All of these things are the "change he promised!"
You just didn't know it.
I don't understand. It actually reduces the burden on the taxpayer.
Originally Posted by labraiser
What do insurance companies do when they have to put out more? They raise the rate for ALL policy holders. Insurance companies project their cost and spread the cost to all policy holders. Why do you think most home owners cost went up after 911 and katrina.
Paying for the medical costs of a wounded vet is not a burden, its part of the price of being a citizen.
When I was a cop, if I got hurt on the job workmans compensation paid the bill, not my private insurance, why should private insurance pick up the tab for a vet wounded serving his country?
Its a shame you cannot impeach a a govt official for stupidity, the one who thought this up must be a real genius.
As one "in the program" for a few decades, I'd like to say the VA in my area is providing me with excellant health care. They take care of me locally, except for major surgery, which is done in the larger markets. (Ft. Snelling in St. Paul for our region)

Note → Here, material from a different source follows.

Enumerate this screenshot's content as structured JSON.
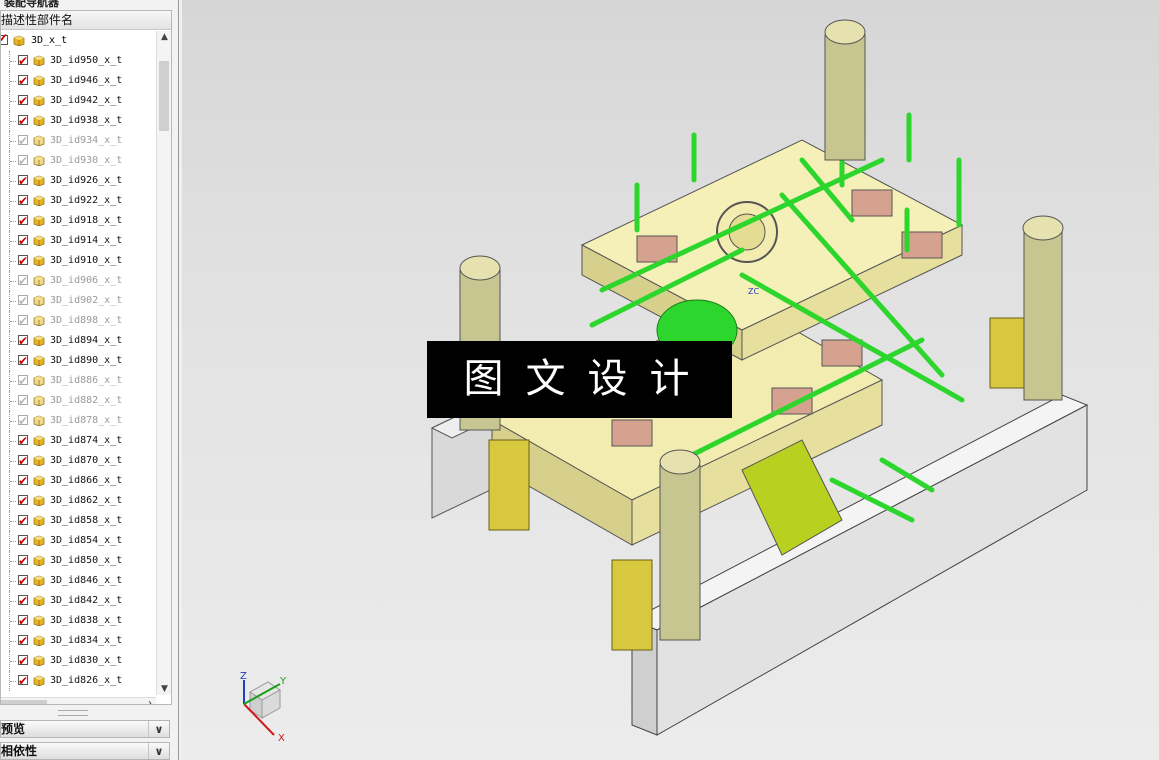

OR...as I opted to do when I needed orthoscopic surgery, cataract surgery, heart surgery, I had it done outside the VA, where my personal health insurance was used. This was more costly for me, but it was my option, and I chose to forgo traveling to the Twin Cities, and have the operations done locally.
After a recent VA CT scan, I was diagnosed with AAA. We are in the "wait and watch" period of treatment, but when the time comes for surgery, I will again opt to have it done locally. At that time I will again pick up the costs of the co-pay that isn't covered by Medicare or my supplemental health care policy, as I did previously without any Medicare at those times.
I have no problem with these arraingements. I'm grateful for all the VA has done for me.
Could not agree with you more Bob. Obama will be remembered as the worst socialist pres we ever had or will have.
A burden on the taxpayer? That's great.
Obama should just change the military's Oath of Office. Something like this...
"I, PFC Burden, do solemnly swear (or affirm) that I will support and defend the Constitution of the United States against all enemies, foreign and domestic; and that I will try not to be a burden to the same."...so help me God.